The U.S. Senate has confirmed Tom Wheeler as the new chairman of the Federal Communications Commission (FCC) and Michael O’Rielly as its newest commissioner.
Wheeler takes the place of Julius Genachowski, who announced his intended departure in March, while O’Rielly, a Republican, takes the place of Robert M. McDowell, who announced the same month his own plans for time off, after seven years of “serving the American people.“
The commission consists of two Republican and two Democrat commissioners and a presidential-appointee chairperson.
“I have no doubt that [Wheeler] will be an outstanding FCC Chairman,” said Commissioner Mignon Clyburn, who rose to the position of acting chair during the five months between Genachowski’s departure and the Senate dotting its i’s. “Tom brings a tremendous depth of experience, talent and knowledge that will serve him well as the leader of this critically important agency.”

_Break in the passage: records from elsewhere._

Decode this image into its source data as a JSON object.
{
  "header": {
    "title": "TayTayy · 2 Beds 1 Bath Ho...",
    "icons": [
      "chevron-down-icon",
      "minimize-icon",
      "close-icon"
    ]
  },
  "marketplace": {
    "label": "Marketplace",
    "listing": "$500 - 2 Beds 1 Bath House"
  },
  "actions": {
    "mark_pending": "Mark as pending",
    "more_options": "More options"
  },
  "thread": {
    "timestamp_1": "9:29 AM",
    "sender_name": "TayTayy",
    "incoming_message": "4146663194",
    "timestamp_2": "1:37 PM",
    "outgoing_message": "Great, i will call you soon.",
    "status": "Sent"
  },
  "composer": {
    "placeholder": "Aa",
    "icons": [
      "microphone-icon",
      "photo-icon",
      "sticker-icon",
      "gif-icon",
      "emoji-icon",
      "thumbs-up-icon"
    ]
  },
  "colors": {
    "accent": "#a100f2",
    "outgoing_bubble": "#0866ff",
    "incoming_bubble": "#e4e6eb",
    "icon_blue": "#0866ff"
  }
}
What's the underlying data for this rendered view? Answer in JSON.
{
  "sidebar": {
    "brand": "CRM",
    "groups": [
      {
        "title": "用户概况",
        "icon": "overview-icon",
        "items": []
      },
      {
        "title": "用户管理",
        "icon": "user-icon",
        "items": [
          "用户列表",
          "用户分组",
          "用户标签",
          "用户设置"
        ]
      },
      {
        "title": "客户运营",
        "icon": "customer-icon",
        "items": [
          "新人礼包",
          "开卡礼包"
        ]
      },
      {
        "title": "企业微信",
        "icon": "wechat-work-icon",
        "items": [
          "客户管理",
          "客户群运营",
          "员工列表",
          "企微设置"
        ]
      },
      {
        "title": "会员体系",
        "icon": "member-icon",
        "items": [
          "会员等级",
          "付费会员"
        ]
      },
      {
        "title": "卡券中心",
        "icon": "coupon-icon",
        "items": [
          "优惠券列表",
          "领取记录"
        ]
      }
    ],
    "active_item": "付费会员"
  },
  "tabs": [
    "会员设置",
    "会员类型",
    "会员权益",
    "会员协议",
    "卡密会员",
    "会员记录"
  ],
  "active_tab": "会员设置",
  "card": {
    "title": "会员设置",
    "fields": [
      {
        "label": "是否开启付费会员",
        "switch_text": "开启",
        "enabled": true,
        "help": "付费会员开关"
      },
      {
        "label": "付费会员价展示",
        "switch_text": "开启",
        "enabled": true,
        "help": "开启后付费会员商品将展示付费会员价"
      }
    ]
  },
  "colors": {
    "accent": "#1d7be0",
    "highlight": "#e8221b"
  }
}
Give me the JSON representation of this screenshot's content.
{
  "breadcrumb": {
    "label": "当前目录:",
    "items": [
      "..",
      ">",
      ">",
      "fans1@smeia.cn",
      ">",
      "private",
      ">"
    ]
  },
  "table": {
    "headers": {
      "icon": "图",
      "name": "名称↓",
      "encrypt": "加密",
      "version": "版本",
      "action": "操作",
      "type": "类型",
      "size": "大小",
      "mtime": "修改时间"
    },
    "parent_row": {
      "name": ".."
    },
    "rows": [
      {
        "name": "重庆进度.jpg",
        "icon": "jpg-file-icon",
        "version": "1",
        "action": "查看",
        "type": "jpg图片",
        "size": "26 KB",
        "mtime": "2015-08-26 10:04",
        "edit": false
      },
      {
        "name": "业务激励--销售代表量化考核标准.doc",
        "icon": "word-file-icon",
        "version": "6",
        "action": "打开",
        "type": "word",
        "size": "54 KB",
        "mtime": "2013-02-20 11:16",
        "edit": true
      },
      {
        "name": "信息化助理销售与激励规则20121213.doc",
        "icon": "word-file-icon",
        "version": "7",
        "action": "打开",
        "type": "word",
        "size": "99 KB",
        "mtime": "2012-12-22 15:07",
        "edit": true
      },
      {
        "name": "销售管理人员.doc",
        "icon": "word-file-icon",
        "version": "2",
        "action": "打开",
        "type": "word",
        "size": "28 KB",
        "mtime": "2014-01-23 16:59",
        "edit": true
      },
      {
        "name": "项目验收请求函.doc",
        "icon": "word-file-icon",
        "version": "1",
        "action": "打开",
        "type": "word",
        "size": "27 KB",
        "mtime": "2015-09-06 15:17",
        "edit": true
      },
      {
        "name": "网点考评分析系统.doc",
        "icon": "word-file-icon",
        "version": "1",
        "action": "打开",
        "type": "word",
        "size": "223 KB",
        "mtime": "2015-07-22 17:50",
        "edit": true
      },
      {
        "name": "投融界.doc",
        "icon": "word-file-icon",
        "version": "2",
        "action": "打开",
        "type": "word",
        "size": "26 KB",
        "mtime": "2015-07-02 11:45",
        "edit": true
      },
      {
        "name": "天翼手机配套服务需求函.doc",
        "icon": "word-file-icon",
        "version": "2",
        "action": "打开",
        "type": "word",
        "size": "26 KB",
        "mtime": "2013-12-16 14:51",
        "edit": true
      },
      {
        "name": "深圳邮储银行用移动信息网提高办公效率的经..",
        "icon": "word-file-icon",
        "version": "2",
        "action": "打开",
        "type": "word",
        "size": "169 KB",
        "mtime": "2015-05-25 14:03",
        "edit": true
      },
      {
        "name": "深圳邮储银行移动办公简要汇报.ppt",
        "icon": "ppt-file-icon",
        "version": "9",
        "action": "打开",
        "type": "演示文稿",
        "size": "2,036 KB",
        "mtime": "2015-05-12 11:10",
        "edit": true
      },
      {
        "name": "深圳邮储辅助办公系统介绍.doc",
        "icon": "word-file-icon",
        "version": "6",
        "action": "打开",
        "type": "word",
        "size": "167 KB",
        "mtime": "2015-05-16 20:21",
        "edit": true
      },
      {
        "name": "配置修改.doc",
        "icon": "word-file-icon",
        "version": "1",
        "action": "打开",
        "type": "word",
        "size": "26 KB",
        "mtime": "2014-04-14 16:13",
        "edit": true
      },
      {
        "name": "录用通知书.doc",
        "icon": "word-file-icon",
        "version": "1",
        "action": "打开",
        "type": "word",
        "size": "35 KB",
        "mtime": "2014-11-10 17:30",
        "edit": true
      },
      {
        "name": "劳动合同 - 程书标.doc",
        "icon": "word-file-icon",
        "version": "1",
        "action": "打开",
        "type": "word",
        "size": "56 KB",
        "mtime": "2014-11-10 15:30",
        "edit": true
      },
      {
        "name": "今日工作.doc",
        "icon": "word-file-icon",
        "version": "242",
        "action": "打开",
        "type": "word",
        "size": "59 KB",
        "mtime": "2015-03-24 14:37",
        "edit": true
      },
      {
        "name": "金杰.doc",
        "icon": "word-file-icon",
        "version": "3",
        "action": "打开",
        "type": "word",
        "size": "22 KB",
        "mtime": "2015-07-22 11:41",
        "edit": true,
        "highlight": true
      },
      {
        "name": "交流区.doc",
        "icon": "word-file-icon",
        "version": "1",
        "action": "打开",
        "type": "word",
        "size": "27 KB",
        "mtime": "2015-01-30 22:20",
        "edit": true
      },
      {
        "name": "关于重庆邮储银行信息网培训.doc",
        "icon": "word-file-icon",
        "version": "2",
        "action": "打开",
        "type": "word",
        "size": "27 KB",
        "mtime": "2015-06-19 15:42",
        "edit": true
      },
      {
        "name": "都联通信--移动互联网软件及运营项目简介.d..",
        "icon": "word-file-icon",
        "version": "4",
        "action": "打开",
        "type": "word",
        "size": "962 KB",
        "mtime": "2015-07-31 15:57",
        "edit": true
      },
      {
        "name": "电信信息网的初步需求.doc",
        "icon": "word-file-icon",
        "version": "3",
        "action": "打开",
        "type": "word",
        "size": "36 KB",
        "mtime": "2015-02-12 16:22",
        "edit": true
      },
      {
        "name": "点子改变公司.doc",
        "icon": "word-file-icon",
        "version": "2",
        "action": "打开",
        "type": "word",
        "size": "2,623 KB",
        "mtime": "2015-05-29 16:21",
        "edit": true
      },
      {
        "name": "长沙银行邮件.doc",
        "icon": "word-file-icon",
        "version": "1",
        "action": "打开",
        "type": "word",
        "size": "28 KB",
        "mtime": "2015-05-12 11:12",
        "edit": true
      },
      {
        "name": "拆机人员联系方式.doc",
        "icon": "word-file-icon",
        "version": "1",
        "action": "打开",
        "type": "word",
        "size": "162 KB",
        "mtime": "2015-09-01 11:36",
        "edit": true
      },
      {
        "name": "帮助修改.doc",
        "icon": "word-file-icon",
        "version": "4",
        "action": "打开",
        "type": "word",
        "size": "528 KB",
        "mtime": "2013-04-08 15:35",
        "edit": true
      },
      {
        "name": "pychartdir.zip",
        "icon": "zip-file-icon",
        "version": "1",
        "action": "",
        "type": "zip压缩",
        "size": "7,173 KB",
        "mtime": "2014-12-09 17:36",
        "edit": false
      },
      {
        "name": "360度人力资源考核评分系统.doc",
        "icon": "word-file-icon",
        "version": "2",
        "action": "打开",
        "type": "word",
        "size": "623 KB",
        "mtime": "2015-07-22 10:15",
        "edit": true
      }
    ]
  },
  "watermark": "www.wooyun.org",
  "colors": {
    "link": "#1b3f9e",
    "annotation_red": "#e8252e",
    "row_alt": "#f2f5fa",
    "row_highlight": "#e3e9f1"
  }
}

President Obama nominated Wheeler in May, calling him the “Bo Jackson of telecom” and the “only member of both the cable television and wireless industry halls of fame.”
Wheeler was “in charge of the group that advises the FCC on the latest technology issues,” the president continued. “He’s helped give American consumers more choices and better products. So Tom knows this stuff inside and out.”
Wheeler takes the position as all eyes in the wireless industry are on the FCC, which has said it will host a wireless spectrum auction in 2014.
T-Mobile and Sprint have been aggressively lobbying the FCC to put spectrum purchase limits in place, so that the massive pocketbooks of Verizon and AT&T don’t prevent all others from benefiting from the rare event, while Verizon and AT&T have presented research and written letters insisting, among other points, that limits could lessen the revenue that the auction brings in.
While income wouldn’t normally be an acceptable high priority for the FCC, an agenda of the auction is to raise $7 billion for the construction of a nationwide wireless emergency communications network.
The carriers are also concerned about whether they’ll have equal opportunities to bid on sub-1GHz spectrum bands (the lower bands offer better in-building cellular coverage), along with a host of other issues that will need to be addressed.
While Clyburn was far from a seat-warmer during her five-month stint, the decisions around the auction are major ones that have been waiting for the new chairman.
That is not to say they’ll be settled soon.
Wheeler Confirmed to FCC as Industry Readies for Auction
“This isn’t something that’s going to happen in the first couple weeks,” Harold Feld, senior vice president of public advocacy group Public Knowledge, told eWEEK. “The expectation is that staff has been working on this, and Wheeler has been keeping up to date—it’s not like he’s starting from scratch. But they’re also not his decisions alone. He has to get a majority of the commissioners to agree to his package, and there are a lot of stakeholders with interests.”
Feld went on to say that multiple items will need to be addressed—as the spectrum cap matter is just a small piece of it—and each presents very complicated issues. On top of that, there’s the matter of the auction itself and how the bidding will work.
“It’s the first time we’ve done something like this—it’s the first time anyone in the world has done something like this—so it’s not like you take the usual rules and tweak them. You have to make up something new. … It’s important to appreciate the complication here,” said Feld.
A very best-case scenario, he estimated, is that an order—a rough draft—will be circulating by January 2014.
While the spectrum cap issue has been split along party lines, much else about the auctions isn’t.
“It’s really hard to know where the commissioners will split,” said Feld.
When asked his feelings about Wheeler, Feld offered two points.
“I don’t know him personally, but people whose opinions I value, not just as people but as public advocates, say, ‘Tom Wheeler’s going to be his own guy, not an industry stooge.’ So I believe that.”
His second point: Wheeler won’t be worried about getting on the bad side of a company or carrier.
“He’s already made his pile, and his next stop is retirement,” said Feld, “as opposed to being worried about the revolving door.”